As the NHS muddles through what are approved apps, how digital health is reimbursed, what the legal implications are, the dialogue will hopefully converge at an earlier stage, as digital innovations take greater care in catering to the end-user and end-environment, whether that’s the patient or the clinician. At times the flashy healthtech at Exponential Medicine or Health 2.0 is a far cry from the reality within the NHS. With so many accelerators/programmes/bodies set up to access the NHS, digital and NHS infrastructure will be forced together under the same roof more often, and hopefully start to speak the same language. AI and NHS can realistically appear in the same sentence.
Secondly, I see a shift of responsibility onto the population, transferring the burden from centralised hospitals onto the individual. By giving patients-to-be the need, incentive and means to taken ownership over their health, this should set the foundations for preventive medicine. I see digital as the means, and the cultural change to follow in tandem.
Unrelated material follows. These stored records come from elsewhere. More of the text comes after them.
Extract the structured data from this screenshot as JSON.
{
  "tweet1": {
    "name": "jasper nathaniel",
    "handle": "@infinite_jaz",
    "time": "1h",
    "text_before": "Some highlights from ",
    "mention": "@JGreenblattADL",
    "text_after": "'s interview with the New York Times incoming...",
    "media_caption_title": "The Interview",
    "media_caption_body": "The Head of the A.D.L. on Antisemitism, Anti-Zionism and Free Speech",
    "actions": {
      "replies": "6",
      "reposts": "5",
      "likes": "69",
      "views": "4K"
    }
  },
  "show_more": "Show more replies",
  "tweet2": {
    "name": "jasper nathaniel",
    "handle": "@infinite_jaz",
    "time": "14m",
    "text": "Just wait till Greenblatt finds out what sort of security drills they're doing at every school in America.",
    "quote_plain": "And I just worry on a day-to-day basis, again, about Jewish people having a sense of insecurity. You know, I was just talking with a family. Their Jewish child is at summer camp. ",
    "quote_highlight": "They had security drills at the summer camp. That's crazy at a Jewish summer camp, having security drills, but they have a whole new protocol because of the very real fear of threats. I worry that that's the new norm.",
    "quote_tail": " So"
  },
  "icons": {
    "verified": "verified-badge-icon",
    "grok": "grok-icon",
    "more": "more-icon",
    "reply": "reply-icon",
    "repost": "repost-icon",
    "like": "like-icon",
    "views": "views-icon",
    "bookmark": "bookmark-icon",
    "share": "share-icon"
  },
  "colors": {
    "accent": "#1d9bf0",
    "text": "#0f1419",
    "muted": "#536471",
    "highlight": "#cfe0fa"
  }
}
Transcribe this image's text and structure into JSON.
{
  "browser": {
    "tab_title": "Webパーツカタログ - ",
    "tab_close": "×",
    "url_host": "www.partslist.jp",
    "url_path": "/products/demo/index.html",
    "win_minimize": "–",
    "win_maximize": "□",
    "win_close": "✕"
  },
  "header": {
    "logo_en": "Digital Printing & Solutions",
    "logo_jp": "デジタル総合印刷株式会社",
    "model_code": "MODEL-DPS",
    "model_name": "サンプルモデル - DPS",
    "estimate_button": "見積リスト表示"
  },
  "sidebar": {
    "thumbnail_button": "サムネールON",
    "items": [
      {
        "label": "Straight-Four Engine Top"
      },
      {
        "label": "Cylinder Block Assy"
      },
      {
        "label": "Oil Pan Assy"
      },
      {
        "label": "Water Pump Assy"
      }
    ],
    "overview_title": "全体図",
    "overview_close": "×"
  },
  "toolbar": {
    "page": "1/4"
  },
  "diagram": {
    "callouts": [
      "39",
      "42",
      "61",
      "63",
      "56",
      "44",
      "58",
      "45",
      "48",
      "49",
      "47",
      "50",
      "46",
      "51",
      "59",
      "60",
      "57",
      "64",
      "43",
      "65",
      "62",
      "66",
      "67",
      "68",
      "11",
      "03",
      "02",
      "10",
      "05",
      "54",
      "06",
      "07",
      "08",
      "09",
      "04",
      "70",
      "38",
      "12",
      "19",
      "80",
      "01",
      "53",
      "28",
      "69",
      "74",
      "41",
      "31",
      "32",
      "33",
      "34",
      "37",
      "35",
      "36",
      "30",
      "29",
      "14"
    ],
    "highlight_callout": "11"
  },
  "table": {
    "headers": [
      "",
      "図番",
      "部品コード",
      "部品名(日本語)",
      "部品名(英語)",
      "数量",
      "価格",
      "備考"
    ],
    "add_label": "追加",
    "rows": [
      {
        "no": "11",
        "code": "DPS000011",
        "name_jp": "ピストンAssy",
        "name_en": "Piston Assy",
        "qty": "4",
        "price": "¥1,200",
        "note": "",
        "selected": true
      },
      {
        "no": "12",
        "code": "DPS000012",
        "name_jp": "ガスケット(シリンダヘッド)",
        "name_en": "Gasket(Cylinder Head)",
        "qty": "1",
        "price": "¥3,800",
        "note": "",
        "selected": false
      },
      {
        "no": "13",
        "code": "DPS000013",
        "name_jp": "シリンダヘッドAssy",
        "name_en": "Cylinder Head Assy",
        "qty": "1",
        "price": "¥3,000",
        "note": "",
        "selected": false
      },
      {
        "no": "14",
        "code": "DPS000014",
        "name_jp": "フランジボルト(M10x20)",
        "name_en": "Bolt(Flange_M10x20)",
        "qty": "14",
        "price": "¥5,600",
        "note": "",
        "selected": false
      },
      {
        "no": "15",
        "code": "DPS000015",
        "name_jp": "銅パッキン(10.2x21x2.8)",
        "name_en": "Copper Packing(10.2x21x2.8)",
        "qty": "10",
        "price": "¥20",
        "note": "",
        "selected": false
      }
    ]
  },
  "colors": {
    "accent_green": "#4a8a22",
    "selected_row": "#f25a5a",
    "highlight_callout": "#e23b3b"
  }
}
The need and incentives (i.e. drive to lead your life in a preventive manner) will not have changed sufficiently by 2020, but certainly the change in population mindset should be well on its way.
SD – How do people find our more information?
We have lots of different avenues to get involved and contribute to the community–
We are launching our new website at the end of April at www.healthtechwomen.co.uk
In the meantime join our:
New LinkedIn group
We are a volunteer-led organisation so if anyone wants to get involved in making the network reach its full potential email me at Maxine@healthtechwomen.com or our Northern lead at firstname.lastname@example.org.
SD – thanks for your time